IM: Individual medley. A swim that incorporates all four strokes in the following order: butterfly, backstroke, breaststroke, and freestyle.
Long Course or LCM: Long Course Meters. LCM meets are held in pools 50 meters in length. The Long Course season in USMS runs from May to August each year, culminating with the Long Course National meet in August.
LMSC: Local Masters Swim Committee. The local governing organization of US Masters Swimming. We are in the Potomac Valley LMSC, comprising the area of Washington, DC and its suburbs.
Nationals: USMS National Swim Meet held two times a year. The Short Course Nationals are held at the end of the short course season in May, and the Long Course Nationals are held at the end of the long course season in August.
Negative Split: swimming the second half of a set distance of faster than the previous. For example, negative splits on a 100-yard swim means the last 50 of the swim was faster than the first 50.
Open Water: open Water swims are competitions held in an outdoor lake, river, or ocean for distances greater than most pool events.
Pace: constant speed over a set time or distance. Swim a workout set at ‘pace’ gives a swim in which each separate distance is at the same time and speed over the entire swim
Postal Swim: three competitions in which one swims in a home venue, then sends in the results to be compared to other competing swimmers doing the same event.
Short Course or SCY: Short Course Yards. The most common distance for our pools. SCY meets are held in pools 25 yards in length. The Short Course season in USMS runs from September through May each year, with meets in 25-yard pools, and culminates with the Short Course National meet in May.
Short Course Meters or SCM: SCM meets are held in pools 25 meters in length. The Short Course season in USMS runs from September through May each year, with meets in 25-meter pools.
Seed Time: your best guess at what time you can swim a particular event. In a swimming competition, your seed time is used to match you with others of similar times and abilities. In certain meets (usually Championship-level meets), you must enter a seed time. In other meets, you can choose “no time”/NT to be entered into the first heat of that event.
Splits: the time for one lap or set distance of a race consisting of more than one lap. The splits add up to the total time. For example, times for a 200-yard swim can be divided into four 50-yard splits.

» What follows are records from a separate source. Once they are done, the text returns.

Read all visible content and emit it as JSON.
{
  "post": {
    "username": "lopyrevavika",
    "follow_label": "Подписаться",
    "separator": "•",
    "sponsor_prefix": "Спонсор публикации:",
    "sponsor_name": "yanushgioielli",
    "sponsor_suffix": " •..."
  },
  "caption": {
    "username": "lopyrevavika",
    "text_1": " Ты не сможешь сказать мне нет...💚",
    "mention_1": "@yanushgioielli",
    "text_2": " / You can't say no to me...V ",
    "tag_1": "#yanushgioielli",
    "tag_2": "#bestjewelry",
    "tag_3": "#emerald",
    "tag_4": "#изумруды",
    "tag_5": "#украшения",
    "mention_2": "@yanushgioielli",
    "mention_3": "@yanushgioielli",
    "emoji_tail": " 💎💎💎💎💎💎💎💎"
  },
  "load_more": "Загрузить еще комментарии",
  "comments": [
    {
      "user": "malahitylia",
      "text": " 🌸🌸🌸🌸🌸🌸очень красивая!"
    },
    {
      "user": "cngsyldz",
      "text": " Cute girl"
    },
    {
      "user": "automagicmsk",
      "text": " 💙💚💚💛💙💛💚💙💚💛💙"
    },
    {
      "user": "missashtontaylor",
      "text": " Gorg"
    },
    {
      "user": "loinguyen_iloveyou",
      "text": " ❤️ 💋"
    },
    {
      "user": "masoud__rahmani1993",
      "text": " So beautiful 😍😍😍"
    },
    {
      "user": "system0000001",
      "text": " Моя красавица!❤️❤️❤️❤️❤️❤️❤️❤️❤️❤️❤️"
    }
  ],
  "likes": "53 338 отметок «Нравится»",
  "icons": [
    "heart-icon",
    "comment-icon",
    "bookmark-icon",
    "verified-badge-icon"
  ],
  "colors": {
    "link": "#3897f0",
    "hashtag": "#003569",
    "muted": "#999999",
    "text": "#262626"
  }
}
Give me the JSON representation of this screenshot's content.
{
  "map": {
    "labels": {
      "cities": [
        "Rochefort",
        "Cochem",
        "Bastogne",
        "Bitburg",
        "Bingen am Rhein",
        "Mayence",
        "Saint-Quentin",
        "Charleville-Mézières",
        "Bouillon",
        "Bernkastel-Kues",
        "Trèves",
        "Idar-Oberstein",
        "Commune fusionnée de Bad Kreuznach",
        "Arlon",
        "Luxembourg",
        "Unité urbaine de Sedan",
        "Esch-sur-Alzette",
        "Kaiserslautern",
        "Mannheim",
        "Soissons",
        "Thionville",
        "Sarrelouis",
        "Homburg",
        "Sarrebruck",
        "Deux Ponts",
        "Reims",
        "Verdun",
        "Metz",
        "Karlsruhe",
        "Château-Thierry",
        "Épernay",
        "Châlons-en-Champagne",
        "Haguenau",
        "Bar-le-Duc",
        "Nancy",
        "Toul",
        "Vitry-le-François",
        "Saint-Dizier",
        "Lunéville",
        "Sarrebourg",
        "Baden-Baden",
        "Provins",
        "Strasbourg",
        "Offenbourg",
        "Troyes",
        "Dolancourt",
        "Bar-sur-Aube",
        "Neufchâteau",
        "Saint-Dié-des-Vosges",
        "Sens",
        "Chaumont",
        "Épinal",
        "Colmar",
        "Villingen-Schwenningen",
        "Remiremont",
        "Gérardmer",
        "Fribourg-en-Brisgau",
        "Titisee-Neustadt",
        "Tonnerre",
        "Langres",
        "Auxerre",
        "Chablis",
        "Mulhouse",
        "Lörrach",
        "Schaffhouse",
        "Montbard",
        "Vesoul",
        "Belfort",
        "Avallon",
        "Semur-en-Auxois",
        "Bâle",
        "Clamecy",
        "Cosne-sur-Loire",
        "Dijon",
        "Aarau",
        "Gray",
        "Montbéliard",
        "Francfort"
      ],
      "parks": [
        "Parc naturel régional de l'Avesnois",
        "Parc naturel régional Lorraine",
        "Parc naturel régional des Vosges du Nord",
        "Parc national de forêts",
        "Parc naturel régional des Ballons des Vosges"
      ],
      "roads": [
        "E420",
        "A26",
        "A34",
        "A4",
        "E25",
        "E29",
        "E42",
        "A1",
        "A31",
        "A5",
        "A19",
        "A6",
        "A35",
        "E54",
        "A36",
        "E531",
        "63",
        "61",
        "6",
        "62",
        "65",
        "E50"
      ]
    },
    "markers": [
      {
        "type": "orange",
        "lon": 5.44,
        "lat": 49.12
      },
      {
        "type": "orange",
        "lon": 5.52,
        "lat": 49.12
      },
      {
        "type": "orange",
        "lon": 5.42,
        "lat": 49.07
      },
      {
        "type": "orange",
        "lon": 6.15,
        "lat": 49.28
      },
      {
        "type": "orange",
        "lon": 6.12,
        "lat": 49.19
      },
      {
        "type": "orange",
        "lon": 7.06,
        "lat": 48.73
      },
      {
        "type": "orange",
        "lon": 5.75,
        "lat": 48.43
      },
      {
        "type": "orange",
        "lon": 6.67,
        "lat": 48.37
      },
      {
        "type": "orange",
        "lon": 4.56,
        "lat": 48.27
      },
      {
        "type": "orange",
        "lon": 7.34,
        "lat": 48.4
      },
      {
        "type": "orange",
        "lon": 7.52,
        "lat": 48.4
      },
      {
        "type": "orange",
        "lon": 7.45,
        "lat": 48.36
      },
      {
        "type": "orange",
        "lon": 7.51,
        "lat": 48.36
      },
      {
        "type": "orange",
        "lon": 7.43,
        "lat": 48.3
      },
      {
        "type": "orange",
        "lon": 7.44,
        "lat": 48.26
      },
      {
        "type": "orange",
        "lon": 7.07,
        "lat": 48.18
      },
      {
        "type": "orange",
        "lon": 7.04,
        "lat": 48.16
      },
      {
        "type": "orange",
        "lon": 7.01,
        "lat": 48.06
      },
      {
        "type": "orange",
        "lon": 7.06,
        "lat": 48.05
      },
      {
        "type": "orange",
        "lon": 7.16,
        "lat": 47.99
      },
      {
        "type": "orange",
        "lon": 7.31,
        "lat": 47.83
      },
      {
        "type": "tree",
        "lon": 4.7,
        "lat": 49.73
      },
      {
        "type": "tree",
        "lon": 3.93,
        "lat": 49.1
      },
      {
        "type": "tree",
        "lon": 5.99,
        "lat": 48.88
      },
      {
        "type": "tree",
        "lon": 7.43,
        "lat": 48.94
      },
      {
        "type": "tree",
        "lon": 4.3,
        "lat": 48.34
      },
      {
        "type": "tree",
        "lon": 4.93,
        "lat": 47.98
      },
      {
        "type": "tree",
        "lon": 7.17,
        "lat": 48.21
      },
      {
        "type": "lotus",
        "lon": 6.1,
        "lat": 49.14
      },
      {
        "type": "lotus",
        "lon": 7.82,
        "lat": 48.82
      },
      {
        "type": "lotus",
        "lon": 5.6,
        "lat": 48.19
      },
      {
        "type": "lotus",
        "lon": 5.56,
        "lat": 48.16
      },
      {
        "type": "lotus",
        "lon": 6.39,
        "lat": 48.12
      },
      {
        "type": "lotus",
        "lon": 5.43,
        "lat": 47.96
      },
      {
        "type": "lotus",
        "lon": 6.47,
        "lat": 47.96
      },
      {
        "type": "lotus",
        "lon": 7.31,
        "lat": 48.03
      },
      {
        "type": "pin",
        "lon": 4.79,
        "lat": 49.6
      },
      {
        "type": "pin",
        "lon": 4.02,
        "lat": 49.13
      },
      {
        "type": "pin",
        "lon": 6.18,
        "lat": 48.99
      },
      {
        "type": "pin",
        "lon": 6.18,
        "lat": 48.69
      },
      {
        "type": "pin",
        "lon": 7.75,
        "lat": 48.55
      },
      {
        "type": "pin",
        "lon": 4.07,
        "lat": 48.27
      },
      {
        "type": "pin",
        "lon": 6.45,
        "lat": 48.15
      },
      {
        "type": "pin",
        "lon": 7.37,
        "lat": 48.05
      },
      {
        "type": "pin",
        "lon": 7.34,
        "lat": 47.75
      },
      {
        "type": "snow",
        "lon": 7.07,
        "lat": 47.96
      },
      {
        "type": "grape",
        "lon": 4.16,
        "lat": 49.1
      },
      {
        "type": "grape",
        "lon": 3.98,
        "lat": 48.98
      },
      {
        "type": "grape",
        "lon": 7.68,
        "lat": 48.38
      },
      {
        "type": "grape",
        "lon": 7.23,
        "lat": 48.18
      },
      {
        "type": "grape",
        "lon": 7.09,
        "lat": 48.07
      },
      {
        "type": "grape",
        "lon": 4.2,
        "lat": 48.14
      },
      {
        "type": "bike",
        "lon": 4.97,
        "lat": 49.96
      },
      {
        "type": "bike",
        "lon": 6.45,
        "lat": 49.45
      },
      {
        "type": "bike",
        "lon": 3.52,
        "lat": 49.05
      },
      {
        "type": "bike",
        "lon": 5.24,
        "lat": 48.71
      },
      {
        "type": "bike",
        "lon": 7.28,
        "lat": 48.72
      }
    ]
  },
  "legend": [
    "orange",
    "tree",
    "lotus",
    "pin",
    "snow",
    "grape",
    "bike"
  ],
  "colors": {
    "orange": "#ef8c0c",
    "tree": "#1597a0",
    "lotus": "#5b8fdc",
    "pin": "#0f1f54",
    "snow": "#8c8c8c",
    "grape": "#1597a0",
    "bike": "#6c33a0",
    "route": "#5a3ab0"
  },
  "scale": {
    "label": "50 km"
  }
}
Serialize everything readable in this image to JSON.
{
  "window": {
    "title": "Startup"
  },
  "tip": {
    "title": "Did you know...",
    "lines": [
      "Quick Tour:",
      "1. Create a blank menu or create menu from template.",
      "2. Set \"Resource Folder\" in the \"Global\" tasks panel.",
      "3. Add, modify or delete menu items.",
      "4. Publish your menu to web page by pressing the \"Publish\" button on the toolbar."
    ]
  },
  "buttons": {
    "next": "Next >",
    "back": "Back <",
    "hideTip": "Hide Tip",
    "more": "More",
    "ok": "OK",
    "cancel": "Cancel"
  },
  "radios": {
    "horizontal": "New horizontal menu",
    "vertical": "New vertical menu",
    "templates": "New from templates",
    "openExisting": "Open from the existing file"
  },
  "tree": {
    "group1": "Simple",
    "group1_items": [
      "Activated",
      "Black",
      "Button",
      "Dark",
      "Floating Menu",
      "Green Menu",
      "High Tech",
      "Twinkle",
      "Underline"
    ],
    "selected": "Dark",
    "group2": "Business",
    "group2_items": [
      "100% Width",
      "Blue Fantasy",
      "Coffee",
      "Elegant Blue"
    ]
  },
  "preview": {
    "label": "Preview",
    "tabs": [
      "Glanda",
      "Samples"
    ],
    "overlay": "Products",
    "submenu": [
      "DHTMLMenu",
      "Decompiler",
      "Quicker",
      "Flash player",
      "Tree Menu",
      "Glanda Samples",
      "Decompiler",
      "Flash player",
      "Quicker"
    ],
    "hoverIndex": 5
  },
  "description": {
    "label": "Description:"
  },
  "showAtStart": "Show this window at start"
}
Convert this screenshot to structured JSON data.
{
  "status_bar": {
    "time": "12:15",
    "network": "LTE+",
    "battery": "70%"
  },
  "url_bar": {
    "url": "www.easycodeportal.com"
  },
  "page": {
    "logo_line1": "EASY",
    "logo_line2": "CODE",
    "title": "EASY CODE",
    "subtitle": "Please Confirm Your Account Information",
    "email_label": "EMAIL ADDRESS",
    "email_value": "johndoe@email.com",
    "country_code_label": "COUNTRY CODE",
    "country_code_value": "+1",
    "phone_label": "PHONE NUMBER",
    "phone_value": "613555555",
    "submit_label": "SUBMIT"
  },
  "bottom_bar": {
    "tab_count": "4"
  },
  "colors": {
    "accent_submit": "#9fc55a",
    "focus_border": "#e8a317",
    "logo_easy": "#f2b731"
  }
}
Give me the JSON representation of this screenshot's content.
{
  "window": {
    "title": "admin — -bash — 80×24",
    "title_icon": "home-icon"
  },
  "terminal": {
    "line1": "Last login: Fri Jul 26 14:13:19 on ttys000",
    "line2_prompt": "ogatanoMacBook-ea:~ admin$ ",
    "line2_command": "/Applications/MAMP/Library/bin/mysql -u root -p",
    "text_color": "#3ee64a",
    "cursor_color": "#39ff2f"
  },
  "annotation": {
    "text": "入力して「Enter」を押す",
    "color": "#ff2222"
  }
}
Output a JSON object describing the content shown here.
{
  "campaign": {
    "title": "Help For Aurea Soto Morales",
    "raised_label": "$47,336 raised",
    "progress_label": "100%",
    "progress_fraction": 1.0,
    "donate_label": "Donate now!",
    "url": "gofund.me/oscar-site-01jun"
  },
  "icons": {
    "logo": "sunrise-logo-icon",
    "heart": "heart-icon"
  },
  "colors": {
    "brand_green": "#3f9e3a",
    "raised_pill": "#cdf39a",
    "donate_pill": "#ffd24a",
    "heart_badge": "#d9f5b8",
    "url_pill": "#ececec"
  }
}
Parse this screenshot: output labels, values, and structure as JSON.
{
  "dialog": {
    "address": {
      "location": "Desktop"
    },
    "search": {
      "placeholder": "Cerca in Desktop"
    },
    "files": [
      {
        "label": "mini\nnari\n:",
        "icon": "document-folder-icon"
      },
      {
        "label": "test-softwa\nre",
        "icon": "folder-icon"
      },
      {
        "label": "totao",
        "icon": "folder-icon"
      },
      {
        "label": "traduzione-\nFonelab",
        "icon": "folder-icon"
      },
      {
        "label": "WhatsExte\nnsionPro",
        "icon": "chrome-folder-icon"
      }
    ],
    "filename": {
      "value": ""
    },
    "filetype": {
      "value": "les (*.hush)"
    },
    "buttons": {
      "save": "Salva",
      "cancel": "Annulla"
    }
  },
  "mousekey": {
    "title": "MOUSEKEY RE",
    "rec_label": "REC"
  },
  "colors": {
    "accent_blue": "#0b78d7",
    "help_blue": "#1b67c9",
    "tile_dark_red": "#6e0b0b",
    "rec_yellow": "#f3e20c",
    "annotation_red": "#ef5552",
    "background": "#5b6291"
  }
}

Taper: a recovery phase of training prior to a major competition. A taper usually involves a reduction in workout intensity over about a two week period leading up to the big competition.
Top Ten: the fastest ten times recorded in competition. For example, the National Top Ten lists the fastest 10 times swum in the country during a year for each particular event, course length, and age group.
Zone: a governing organization for a region of the country comprised of LSMC’s. We are in the Potomac Valley LSMC, which is in the Colonies Zone which stretches from Virginia to Maine.
Alexandria Masters Code of Conduct
Guidelines for our swimmers on required behavior for the team.
Guidelines to help everyone experience a smooth practice.
Our coaches have written up a training plan to help you understand how our workouts help fitness swimmers, competitive swimmers, and triathletes/open water swimmers.
Swimmer Goal Sheet
A helpful goal sheet to give to your coaches so we know how best to help you reach your current training goals.
US Masters Swimming
Home page of US Masters Swimming. Contains listing and links of all Masters teams and local swim committees, training, workouts, competitions, and message board.
Home page of the Colonies Zone of US Masters Swimimng, covering Maine through Virginia. Contains info and listing of meets & events for the northeast.
Potomac Valley LMSC
Home page of Potomac Valley Masters Swim Committee, our local governing body. Contains info and links to all registered Masters clubs in the Washington DC area.